Pediatricians raised concerns that the underpayments were discouraging providers from offering COVID-19 vaccines for their patients, creating potential access barriers for patients seeking to be immunized. Increasing the pediatric COVID-19 vaccine rates helps protect children, the general public, people with compromised immune systems and older adults, including more 7 million grandparents who live with their grandchildren.

“The ongoing effort to increase COVID-19 vaccination rates across our Nation demands an all-hands-on-deck approach. Ensuring that all eligible children are vaccinated against COVID-19 is key to improving the overall vaccination rate, which will better protect older Americans by helping stem the spread of the virus,” Casey wrote. “Such efforts are of particular importance ahead of the Food and Drug Administration’s expected consideration of COVID-19 vaccines for young children later this month.”

In addition to reprocessing claims, Chairman Casey announced that UnitedHealth has pledged to:

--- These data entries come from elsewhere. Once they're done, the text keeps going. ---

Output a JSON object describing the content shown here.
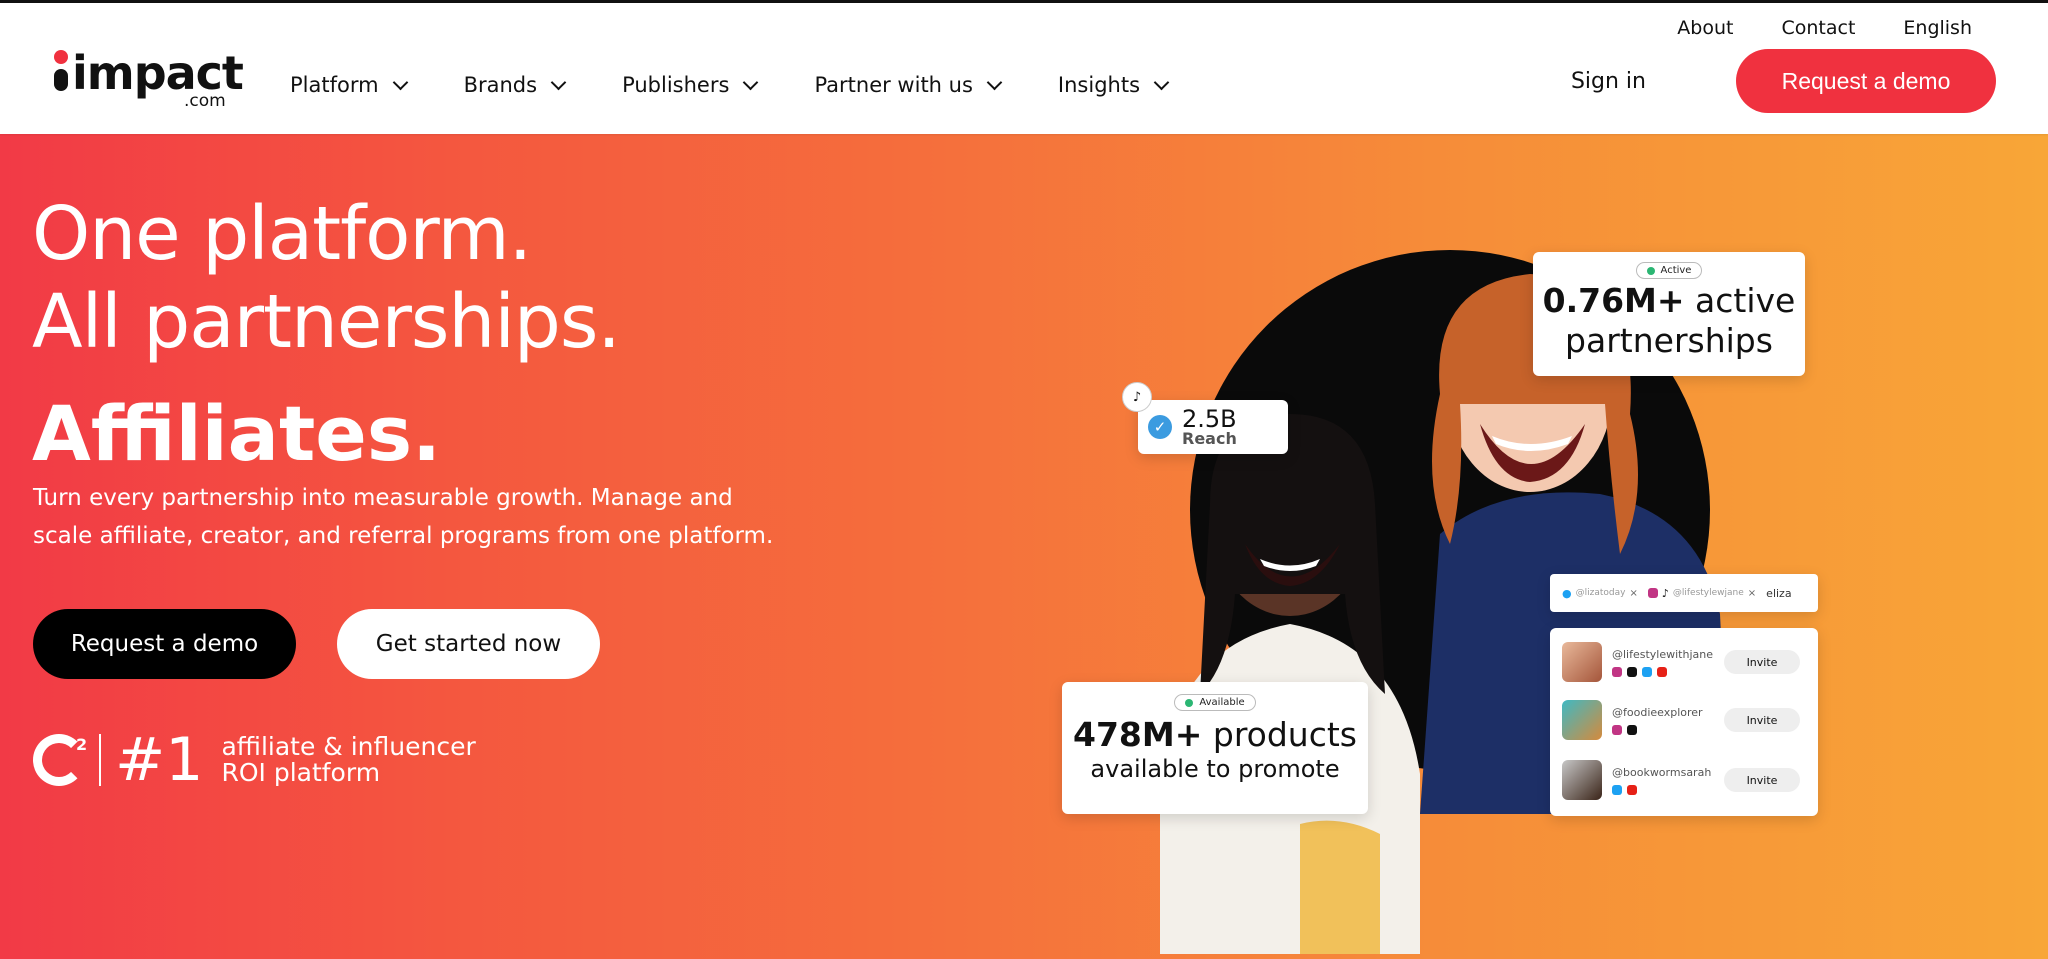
{
  "header": {
    "logo_text": "impact",
    "logo_suffix": ".com",
    "nav": [
      {
        "label": "Platform"
      },
      {
        "label": "Brands"
      },
      {
        "label": "Publishers"
      },
      {
        "label": "Partner with us"
      },
      {
        "label": "Insights"
      }
    ],
    "utility": {
      "about": "About",
      "contact": "Contact",
      "language": "English"
    },
    "sign_in": "Sign in",
    "cta": "Request a demo"
  },
  "hero": {
    "line1": "One platform.",
    "line2": "All partnerships.",
    "rotating_word": "Affiliates.",
    "subtitle": "Turn every partnership into measurable growth. Manage and scale affiliate, creator, and referral programs from one platform.",
    "btn_primary": "Request a demo",
    "btn_secondary": "Get started now",
    "g2": {
      "sup": "2",
      "rank": "#1",
      "line1": "affiliate & influencer",
      "line2": "ROI platform"
    }
  },
  "cards": {
    "active": {
      "badge": "Active",
      "number": "0.76M+",
      "text1": "active",
      "text2": "partnerships"
    },
    "reach": {
      "number": "2.5B",
      "label": "Reach"
    },
    "products": {
      "badge": "Available",
      "number": "478M+",
      "text1": "products",
      "text2": "available to promote"
    },
    "search": {
      "tag1": "@lizatoday",
      "tag2": "@lifestylewjane",
      "query": "eliza"
    },
    "creators": [
      {
        "handle": "@lifestylewithjane",
        "action": "Invite"
      },
      {
        "handle": "@foodieexplorer",
        "action": "Invite"
      },
      {
        "handle": "@bookwormsarah",
        "action": "Invite"
      }
    ]
  },
  "colors": {
    "brand_red": "#f0313f",
    "gradient_start": "#f23a46",
    "gradient_end": "#f8a637"
  }
}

  • Review its claims process to minimize delays in making payments to providers for COVID-19 vaccines;
  • Verify that there are no similar underpayment issues in its Affordable Care Act Exchange and Medicaid Managed Care books of business; and
  • Provide updates to Aging Committee staff on the company’s progress toward meeting these goals.

Chairman Casey also is seeking information regarding the exact number of claims UnitedHealth will reprocess, the total amount that UnitedHealth paid to providers to settle these claims, and information about the steps the company will take to ensure such underpayments will not arise again.

More than 26 million people were enrolled in UnitedHealth's employer and individual plans at the end of 2021, and the company has 1.4 million providers in its network, according to its most recent annual report. UnitedHealth has an estimated 14 percent market share, according to a recent report by the National Association of Insurance Commissioners.